In spite of its subtitle, then, Droppin’ Science offers more a snapshot of Blue Note history than a snapshot of hip-hop history. Once you get past the fact that the compilation doesn’t represent all of sampling culture, though, and you tune your ears away from just beat analysis and sample recognition, a great listen awaits. All of the cuts on the album originate from the late ’60s to the mid ’70s, a time when the distinctions between jazz and the rest of mainstream pop music were not nearly as delineated as they are today. Listeners who think jazz ended in 1970 will certainly enjoy discovering some of the talents on display here. Although a few well-chosen swing, smooth R&B, and cinematic big-band tracks are thrown in seemingly for diversity’s sake, it’s the cool-tempered swagger found on Ronnie Foster’s songs “Mystic Brew” (borrowed by A Tribe Called Quest for “Electric Relaxation”), Grant Green’s “Down Here on the Ground” (Tribe, again, for “Vibes & Stuff”), and Lonnie Smith’s “Spinnin’ Wheel” (Tribe, Pete Rock & C.L. Smooth, and no joke, Brian Austin Green) that provides the album’s dominant theme. Most of these bands run on the model created by Booker T. & the MGs: a tight rhythm section, sweltering B-3 organ runs, proto-funk guitar, and blustery horn ornamentals.

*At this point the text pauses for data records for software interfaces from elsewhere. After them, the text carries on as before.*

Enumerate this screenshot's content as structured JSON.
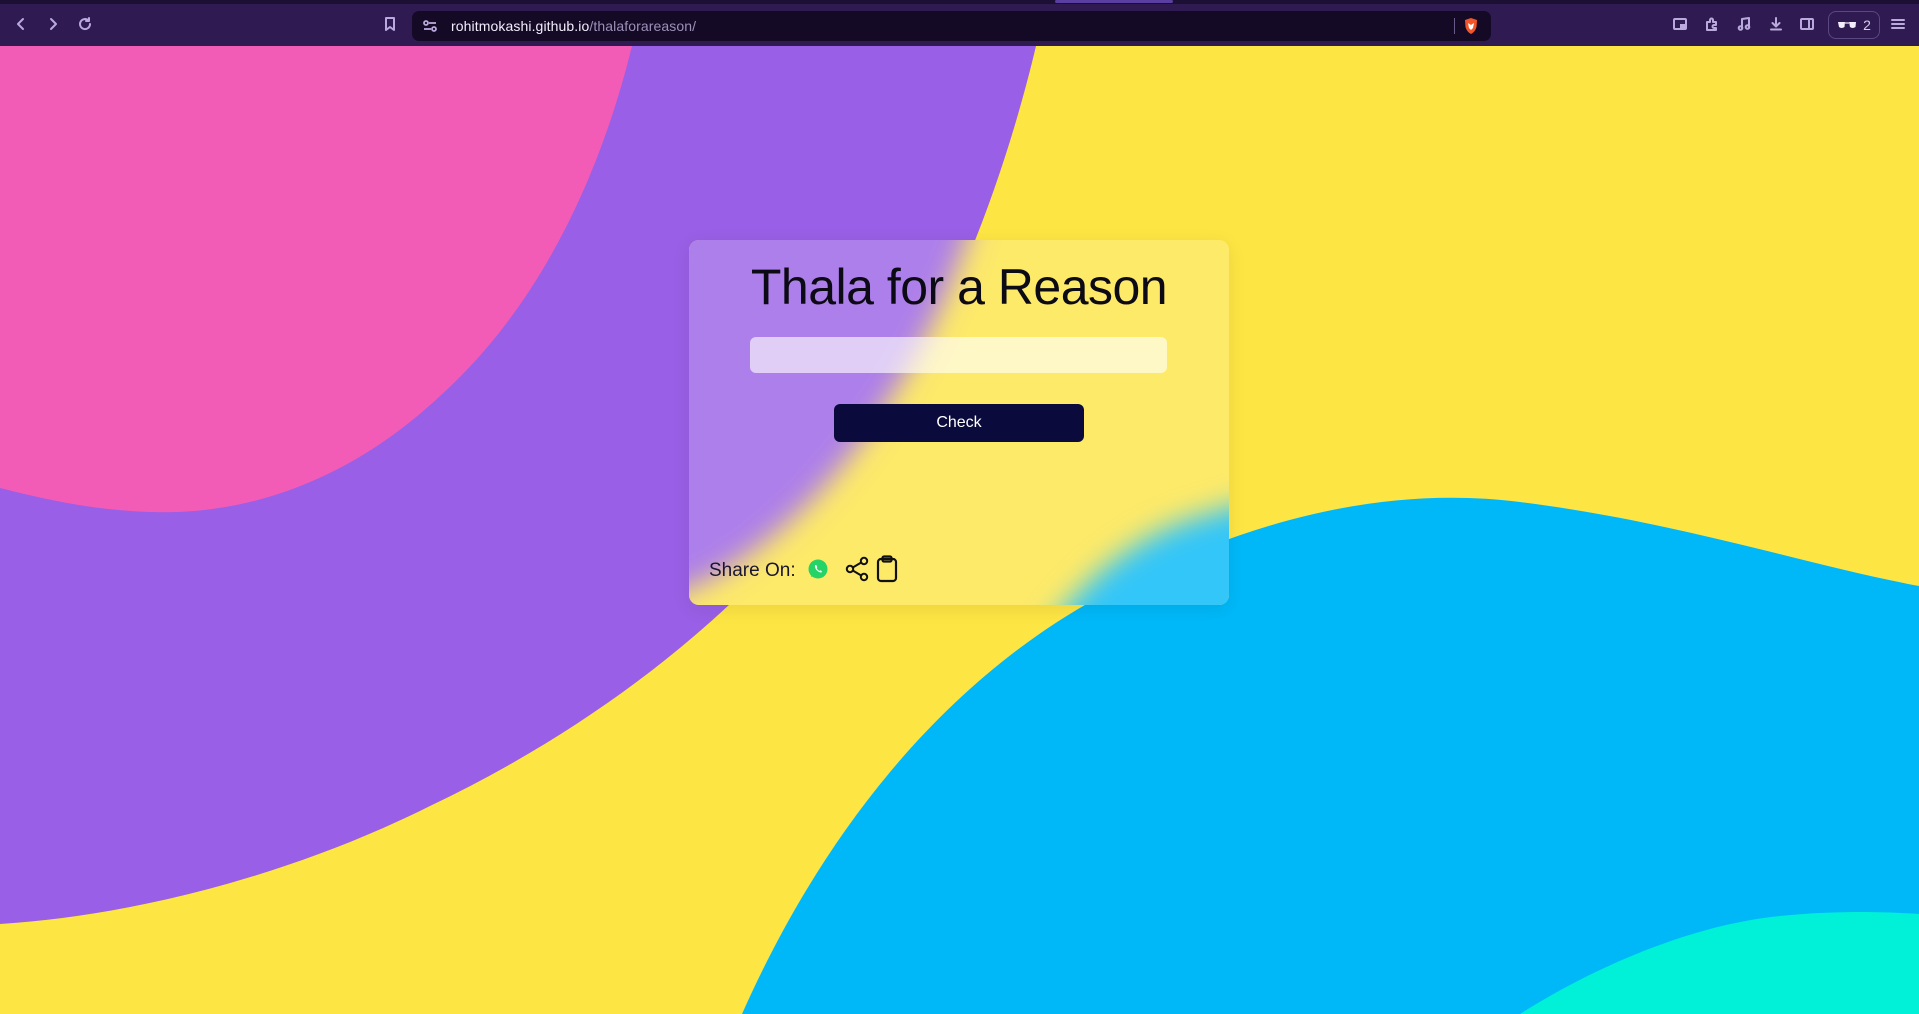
{
  "browser": {
    "url_host": "rohitmokashi.github.io",
    "url_path": "/thalaforareason/",
    "wallet_count": "2",
    "icons": [
      "back-icon",
      "forward-icon",
      "reload-icon",
      "bookmark-icon",
      "site-info-icon",
      "brave-shields-icon",
      "picture-in-picture-icon",
      "extensions-icon",
      "media-icon",
      "downloads-icon",
      "sidebar-icon",
      "wallet-icon",
      "menu-icon"
    ]
  },
  "page": {
    "title": "Thala for a Reason",
    "input_value": "",
    "check_label": "Check",
    "share_label": "Share On:",
    "share_icons": [
      "whatsapp-icon",
      "share-icon",
      "clipboard-icon"
    ]
  },
  "colors": {
    "toolbar": "#2f1b52",
    "background_yellow": "#fde544",
    "pink": "#f25cb6",
    "purple": "#995fe6",
    "blue": "#00b8f8",
    "teal": "#00f0d8",
    "button": "#0a0a3c"
  }
}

Forty years ago serious jazz groups were averse neither to recognizable structures (verse-chorus-verse, even without vocals) nor the covering of pop songs; Lou Donaldson’s version of the Isley Brothers’ “It’s Your Thing” rivals the MGs’ rendition of “Twist and Shout” (itself sung by the Isleys before the infamous Liverpudlians, by the way) in how it reconstitutes the original’s sexual, combustible energy into something wickedly understated and as beautiful as pure calculus. In a nod to earlier jazz eras, Joe Williams’ surly “Get Out of My Life Woman” (sampled by Kool G and Biz Markie) saunters across a track of squawking horns and tinkling keys. David Axelrod’s sweeping orchestral “The Edge” (probably the most ostentatious and instantly recognizable sample here, from Dr. Dre’s “The Next Episode”) may seem a little out of place, but listeners new to Axelroad’s cinematic visions will surely not complain once they hear it, and they should seek out the essential Axelrod at Capitol, 1966-1970.
The tracks on Droppin’ Science take us back not only to those more optimistic days of the early ’70s, post-integration and pre-urban decay, but also to the much tougher late ’80s, when producers like Prince Paul sought a sunnier, more sophisticated ambiance as a contrast to the harsh sound collages of the Bomb Squad. It makes sense why jazz with both a palpable connection to the streets and an aesthetic of an aloof intelligence sounded so good accompanying the cool-kid witticisms of Q-Tip and Guru. By informing our appreciation of those early hip-hop heroes, Droppin’ Science also points in the direction of its own voluminous back catalogue; these songs are “samples” in more ways than one.